Fuel economy for compact pickup trucks has made some progress in the past few years. The 2012 Chevrolet Colorado 4WD with an automatic transmission and four-cylinder engine gets an EPA-estimated 17/23 mpg city/highway, while the similarly equipped 2015 Colorado gets 19/25 mpg. Though that increase in fuel economy is not earth-shattering, shoppers will likely notice the biggest improvement in the compact pickup class is the features list.
The 2016 Toyota Tacoma will be available with features like wireless phone charging, proximity key, push-button start, a power moonroof, blind spot monitoring with rear cross traffic alert, an easy lower tailgate and a tonneau cover that folds in three ways and locks. The 2011 Tacoma has few standard features, and when it was new, buyers had to upgrade to get things like power windows, door locks and mirrors, as well as satellite radio, a CD changer, Bluetooth and a rearview camera. These kind of features are standard equipment on many new vehicles right now.
Now that many consumers are in the market for a new vehicle again, automakers plan to focus their marketing efforts for these small trucks on truck buyers who left the segment, as well as first-time buyers. Chevrolet’s Johnson adds, “These customers really have an active mindset.
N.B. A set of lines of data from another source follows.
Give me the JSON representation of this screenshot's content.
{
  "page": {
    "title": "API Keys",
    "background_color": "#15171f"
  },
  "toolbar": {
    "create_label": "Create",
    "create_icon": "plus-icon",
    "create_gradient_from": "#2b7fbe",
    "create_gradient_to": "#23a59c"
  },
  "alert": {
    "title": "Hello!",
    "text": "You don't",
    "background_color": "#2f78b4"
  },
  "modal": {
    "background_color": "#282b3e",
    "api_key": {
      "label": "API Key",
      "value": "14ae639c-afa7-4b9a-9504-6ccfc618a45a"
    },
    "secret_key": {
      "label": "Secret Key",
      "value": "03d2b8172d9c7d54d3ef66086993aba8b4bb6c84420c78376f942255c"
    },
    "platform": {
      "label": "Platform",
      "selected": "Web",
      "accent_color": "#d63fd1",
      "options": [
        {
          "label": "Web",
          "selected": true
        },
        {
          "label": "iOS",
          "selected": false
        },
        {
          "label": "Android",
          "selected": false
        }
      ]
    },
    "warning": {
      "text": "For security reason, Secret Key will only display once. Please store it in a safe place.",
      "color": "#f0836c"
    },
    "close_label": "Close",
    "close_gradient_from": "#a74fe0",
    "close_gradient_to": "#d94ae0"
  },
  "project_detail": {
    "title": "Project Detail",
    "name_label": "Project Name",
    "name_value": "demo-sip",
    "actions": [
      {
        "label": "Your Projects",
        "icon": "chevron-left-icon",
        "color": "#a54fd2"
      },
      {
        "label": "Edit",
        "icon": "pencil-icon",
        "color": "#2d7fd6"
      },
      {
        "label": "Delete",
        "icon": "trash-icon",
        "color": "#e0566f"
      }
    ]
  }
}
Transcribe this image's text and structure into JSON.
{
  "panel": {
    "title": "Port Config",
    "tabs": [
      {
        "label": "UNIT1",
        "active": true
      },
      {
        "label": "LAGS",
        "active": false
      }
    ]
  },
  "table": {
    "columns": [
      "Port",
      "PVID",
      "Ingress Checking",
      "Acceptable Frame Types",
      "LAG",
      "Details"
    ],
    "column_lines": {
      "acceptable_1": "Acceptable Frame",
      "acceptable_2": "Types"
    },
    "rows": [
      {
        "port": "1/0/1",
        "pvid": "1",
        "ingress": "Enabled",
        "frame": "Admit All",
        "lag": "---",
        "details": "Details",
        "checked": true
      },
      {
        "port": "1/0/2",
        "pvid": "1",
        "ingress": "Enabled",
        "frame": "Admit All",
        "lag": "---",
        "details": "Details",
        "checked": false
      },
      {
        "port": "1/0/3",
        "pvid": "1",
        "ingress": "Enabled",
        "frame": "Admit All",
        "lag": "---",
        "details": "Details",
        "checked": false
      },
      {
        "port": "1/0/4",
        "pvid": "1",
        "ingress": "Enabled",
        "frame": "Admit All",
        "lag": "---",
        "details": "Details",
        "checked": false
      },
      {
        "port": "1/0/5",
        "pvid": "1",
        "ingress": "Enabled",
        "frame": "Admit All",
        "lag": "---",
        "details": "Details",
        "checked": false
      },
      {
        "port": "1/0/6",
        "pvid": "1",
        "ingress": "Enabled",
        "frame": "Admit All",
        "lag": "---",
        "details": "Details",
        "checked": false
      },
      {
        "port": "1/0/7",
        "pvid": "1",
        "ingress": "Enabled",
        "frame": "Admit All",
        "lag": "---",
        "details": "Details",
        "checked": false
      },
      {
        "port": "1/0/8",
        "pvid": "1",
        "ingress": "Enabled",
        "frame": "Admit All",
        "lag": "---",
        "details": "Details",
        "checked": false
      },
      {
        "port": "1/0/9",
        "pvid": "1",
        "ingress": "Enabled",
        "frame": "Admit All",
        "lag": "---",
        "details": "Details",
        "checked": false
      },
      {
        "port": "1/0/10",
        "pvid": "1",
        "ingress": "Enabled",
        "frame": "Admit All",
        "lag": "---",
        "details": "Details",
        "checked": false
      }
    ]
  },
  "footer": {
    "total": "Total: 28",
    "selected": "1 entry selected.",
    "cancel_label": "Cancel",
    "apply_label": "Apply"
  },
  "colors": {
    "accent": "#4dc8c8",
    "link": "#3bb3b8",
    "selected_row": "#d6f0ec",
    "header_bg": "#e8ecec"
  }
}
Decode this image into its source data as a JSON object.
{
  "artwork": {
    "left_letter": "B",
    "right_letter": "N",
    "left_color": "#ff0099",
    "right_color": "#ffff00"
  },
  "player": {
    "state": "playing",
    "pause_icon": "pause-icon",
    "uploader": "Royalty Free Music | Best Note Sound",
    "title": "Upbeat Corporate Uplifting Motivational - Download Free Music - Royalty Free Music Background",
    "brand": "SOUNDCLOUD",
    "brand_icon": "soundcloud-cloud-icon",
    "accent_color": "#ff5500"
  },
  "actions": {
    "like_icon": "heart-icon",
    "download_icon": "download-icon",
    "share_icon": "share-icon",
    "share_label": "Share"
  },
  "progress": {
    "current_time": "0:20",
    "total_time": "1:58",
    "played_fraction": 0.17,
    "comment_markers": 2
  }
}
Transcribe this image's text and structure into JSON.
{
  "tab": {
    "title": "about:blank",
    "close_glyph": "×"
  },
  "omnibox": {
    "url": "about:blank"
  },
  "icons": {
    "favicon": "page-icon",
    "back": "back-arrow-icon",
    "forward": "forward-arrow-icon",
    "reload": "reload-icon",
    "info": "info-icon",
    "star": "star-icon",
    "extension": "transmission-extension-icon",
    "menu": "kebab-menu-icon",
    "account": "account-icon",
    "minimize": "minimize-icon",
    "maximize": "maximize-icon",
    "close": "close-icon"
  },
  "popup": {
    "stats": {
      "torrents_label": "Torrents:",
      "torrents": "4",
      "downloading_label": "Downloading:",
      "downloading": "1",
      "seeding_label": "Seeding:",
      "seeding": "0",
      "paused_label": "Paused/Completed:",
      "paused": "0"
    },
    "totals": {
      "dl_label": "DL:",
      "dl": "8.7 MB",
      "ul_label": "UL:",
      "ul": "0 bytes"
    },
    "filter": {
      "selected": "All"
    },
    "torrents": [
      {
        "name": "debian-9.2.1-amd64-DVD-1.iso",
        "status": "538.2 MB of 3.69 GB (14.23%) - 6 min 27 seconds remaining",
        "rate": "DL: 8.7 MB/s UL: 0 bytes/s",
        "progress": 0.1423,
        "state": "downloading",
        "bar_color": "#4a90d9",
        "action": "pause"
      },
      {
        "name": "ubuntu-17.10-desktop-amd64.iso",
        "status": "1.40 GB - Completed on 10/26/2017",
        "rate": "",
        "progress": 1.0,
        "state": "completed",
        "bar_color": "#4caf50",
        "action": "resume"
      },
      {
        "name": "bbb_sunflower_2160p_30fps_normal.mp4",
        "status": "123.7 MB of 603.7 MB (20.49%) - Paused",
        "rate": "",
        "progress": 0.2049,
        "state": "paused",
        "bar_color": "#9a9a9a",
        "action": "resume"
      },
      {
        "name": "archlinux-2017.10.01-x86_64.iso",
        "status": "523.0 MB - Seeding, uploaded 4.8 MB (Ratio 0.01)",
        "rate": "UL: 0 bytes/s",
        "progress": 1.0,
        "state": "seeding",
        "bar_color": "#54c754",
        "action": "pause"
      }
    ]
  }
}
They’re ready to be on the go, they’re always looking for things to do, and that’s really sort of how we zeroed in on our demographic and who our customer was.”
Toyota is also targeting its Tacoma toward shoppers who lead an active lifestyle and might throw their bike in the truck and hit the trail, or pack their truck up for a camping trip. Hollis says, “We have always loved the youthful mindset male, and that’s where we’re going to continue to go [with our marketing efforts]. This vehicle is much more about the lifestyle of having fun. Also, young women [are] really interested in Tacoma, and that’s exciting for us.”
Will the better fuel economy, better ride comfort, higher-quality interior and new high-tech features sway crossover shoppers over to the new batch of small trucks? It’s too early to tell from recent sales figures, but will you be considering a small truck when you’re ready to buy?